Blue Origin has filed an airspace restriction notice with the Federal Aviation Administration to conduct spaceflight operations this week at its test site near Van Horn, Texas, Spaceflight Now reported Sunday.
The notice to airmen could mark the initial test flight of the Blue Origin-built third New Shepard booster as the company eyes a suborbital launch by the end of 2017 and aims to send humans into space by late 2018.
New Shepard is a reusable suborbital vehicle designed to transport a crew capsule into space higher than 62 miles in altitude or beyond the Karman line.
The space vehicle works to generate approximately 110,000 pounds of thrust and has a BE-3 engine that runs on liquid oxygen and liquid hydrogen propellants.

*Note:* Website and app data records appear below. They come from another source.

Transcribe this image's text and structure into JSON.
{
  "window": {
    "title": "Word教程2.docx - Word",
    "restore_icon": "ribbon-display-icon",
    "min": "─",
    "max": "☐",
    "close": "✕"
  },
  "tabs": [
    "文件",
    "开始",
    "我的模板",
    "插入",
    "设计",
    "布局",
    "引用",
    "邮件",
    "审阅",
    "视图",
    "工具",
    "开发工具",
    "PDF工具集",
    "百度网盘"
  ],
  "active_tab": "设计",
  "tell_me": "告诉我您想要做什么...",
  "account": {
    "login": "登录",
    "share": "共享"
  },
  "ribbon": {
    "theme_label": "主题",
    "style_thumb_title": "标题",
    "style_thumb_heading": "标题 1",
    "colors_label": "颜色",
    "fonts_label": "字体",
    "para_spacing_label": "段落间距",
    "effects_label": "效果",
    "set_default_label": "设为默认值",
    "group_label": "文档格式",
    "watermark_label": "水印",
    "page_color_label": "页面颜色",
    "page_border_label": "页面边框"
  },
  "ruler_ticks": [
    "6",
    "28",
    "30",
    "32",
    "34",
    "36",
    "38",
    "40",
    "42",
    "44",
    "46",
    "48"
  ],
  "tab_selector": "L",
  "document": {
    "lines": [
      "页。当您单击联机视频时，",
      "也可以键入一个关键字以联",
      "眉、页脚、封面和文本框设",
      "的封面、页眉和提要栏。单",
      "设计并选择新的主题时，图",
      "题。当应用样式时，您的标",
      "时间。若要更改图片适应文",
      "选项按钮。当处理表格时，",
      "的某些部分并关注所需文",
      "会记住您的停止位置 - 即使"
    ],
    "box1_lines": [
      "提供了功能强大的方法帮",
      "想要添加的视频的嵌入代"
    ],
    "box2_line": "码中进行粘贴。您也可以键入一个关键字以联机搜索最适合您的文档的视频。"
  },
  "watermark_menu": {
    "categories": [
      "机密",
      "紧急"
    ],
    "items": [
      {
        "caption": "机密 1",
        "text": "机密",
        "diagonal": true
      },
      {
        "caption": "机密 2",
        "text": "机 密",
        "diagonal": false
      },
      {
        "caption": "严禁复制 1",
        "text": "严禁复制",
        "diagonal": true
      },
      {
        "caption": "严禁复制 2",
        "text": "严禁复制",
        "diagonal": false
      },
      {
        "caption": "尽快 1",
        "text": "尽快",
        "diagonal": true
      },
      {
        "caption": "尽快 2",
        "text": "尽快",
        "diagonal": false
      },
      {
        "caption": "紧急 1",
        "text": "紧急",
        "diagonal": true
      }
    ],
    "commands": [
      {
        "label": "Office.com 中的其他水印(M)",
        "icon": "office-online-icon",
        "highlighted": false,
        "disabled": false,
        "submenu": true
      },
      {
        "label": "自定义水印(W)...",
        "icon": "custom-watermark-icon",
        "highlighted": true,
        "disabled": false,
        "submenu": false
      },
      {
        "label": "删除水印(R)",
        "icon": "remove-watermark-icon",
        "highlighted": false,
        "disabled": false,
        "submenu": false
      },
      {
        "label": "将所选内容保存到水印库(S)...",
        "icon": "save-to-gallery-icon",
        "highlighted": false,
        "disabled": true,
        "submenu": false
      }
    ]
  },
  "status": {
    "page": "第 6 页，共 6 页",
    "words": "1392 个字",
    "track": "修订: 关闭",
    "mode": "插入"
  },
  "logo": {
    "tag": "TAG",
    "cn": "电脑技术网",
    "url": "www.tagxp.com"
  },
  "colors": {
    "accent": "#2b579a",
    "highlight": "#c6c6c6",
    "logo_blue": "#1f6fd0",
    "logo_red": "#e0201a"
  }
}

Blue Origin's spaceflight operations activity will last for four days and is set to kick off Monday, according to the notice.
Blue Origin retired the second vehicle after it conducted a rocket failure flight test in October 2016.
The Kent, Washington-based company founded by Amazon.com CEO and founder Jeff Bezos also plans to launch a multi-stage rocket system – New Glenn – from Cape Canaveral in Florida by 2020, the report added.